This activity belongs to the GeoGebra book Linkages. In this activity there are three bars of length 1 unit. However, the construction process is different in each case: 1) AB bar. In this case, while A is free (for example, A=(1,3)), B is a dependent point of A, since it is located on the circle with center A and radius 1. Moving A drags the bar. By moving B, this point rotates around A. The bar cannot be moved directly. Naturally, we can also choose to construct point A as a dependent point of B. In such a case, moving B would drag the bar, while moving A would rotate this point around B. This is the usual way of building objects in Dynamic Geometry: the order of construction is essential to determine the behavior of objects, since this order influences the way in which some depend on others. We cannot, using this usual way, create two points A and B with the same type of interdependence, that is, that they behave the same when moved. 2) CD bar. Both points are free. Move C rotates this point around D. Move D rotates this point around C. The bar can be dragged independently. Now, how to ensure that, being free, points C and D maintain the distance of 1 unit between them? The answer lies in the use of scripts (instruction or sequence of instructions). Moving point C triggers the following script: SetValue(C, Intersect(Ray(D,C), Circle(D,1))) This instruction forces C to maintain that distance from D.

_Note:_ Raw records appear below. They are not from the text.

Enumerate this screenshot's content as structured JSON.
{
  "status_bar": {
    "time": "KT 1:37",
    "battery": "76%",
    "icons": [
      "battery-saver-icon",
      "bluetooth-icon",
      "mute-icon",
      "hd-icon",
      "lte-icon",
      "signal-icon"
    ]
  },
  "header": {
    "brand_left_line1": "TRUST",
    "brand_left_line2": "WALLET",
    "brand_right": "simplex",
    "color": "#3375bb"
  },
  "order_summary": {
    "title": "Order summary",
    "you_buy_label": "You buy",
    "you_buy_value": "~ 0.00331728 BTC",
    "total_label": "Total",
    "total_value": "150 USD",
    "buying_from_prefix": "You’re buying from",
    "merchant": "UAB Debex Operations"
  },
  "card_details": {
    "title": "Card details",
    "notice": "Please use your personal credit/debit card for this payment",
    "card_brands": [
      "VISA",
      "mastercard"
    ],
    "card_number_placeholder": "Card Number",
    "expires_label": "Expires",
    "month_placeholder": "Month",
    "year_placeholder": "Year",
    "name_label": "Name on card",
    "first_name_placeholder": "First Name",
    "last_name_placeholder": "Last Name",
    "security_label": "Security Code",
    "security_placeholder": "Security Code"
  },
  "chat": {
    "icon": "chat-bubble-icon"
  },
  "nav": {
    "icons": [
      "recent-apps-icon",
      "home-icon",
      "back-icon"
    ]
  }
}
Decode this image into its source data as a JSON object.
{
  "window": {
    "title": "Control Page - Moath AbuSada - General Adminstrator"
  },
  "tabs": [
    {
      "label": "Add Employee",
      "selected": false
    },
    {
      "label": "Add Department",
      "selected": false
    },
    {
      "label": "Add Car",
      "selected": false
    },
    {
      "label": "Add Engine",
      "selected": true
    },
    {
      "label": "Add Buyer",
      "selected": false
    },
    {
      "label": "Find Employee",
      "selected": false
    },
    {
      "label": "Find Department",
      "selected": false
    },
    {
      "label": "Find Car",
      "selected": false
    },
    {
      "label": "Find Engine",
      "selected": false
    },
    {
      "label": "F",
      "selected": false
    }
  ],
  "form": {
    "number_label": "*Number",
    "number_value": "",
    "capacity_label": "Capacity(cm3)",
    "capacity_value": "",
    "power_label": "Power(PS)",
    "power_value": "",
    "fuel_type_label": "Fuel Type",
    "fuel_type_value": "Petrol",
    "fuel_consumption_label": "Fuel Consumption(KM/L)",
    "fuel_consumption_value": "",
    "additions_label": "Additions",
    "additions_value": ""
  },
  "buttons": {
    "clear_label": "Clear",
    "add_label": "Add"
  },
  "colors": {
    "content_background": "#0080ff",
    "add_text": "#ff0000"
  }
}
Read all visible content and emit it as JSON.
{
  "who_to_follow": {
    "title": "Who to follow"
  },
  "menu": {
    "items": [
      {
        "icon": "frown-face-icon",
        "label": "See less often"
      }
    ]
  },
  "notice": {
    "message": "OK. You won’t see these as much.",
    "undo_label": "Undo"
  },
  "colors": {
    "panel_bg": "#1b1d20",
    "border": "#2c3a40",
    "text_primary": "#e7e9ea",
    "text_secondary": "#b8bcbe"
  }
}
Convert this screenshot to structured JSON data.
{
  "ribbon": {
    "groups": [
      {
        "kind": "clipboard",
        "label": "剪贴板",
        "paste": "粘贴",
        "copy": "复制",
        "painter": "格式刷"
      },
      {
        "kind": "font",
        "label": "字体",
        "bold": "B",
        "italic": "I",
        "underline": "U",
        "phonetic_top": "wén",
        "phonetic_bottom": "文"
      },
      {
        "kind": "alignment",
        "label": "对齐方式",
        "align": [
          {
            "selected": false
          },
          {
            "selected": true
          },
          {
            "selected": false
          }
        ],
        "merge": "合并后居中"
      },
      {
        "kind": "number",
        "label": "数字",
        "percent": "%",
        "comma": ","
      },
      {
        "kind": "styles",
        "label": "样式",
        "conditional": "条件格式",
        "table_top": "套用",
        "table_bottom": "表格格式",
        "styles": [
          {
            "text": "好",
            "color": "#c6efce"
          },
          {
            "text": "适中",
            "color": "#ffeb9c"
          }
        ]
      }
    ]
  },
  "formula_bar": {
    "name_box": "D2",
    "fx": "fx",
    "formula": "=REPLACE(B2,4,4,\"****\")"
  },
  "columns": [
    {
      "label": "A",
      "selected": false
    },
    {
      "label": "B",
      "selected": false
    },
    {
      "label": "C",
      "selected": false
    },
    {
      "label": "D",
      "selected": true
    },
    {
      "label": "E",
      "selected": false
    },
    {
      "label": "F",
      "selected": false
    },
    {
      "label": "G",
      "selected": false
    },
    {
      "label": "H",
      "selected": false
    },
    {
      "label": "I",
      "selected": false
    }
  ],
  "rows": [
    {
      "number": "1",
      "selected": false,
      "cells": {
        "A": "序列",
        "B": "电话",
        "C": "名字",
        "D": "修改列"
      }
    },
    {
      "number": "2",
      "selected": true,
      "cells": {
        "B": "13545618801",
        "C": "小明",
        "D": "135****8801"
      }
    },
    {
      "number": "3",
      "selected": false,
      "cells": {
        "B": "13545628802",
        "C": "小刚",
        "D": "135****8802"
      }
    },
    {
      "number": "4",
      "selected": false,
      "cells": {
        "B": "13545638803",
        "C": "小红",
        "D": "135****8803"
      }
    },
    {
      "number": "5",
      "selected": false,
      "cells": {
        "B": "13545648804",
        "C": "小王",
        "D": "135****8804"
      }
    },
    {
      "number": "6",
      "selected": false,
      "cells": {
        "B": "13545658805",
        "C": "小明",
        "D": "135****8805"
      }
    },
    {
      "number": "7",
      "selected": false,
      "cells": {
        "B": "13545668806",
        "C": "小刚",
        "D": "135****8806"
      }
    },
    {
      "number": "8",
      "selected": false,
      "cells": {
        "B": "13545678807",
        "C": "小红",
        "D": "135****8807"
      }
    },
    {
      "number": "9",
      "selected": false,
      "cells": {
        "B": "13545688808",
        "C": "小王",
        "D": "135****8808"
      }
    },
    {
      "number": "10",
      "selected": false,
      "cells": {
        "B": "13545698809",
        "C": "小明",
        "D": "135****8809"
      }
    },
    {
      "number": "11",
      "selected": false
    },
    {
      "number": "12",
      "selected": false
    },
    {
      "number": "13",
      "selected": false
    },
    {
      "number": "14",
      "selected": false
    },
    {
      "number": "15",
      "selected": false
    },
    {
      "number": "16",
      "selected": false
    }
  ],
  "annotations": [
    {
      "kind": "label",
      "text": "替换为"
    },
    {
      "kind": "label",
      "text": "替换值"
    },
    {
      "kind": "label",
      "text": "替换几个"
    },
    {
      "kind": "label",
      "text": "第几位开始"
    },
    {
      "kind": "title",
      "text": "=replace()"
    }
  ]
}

  • Note 1: Note that we have not used C = Intersect(Ray(D,C), Circle(D,1))) as this statement would redefine C as a dependent point of D. Instead, C retains its definition as a free point but we force it to reposition itself and take the value resulting from intersecting Ray(D,C) with Circle(D,1).
  • Note 2: Scripts can achieve the same result in various ways. For example, an equivalent script to the above could be the statement SetValue(C, D + UnitVector(C-D)).
Similarly, moving point D triggers the following script: SetValue(D, Intersect(Ray(C,D), Circle(C,1))) 3) EF bar. Both points are free. The bar can be dragged independently. When moving E, this point drags F in its movement, thanks to the following script: SetValue(F, Intersect(Ray(E,F), Circle(E,1))) Likewise, when moving F, this point drags A in its movement: SetValue(E, Intersect(Ray(F,E), Circle(F,1))) Let us observe that the behavior of the EF bar is the one that is closest to the real behavior of a physical bar of length 1 unit. However, the three representations maintain the same algebraic limitation (distance between the ends of the bar equal to 1) and, at first glance, they are identical... as long as we do not interact with them. It is in this interaction where the use of scripts allows escaping from the corset imposed by the typical construction process of Dynamic Geometry.
Author of the construction of GeoGebra: Rafael Losada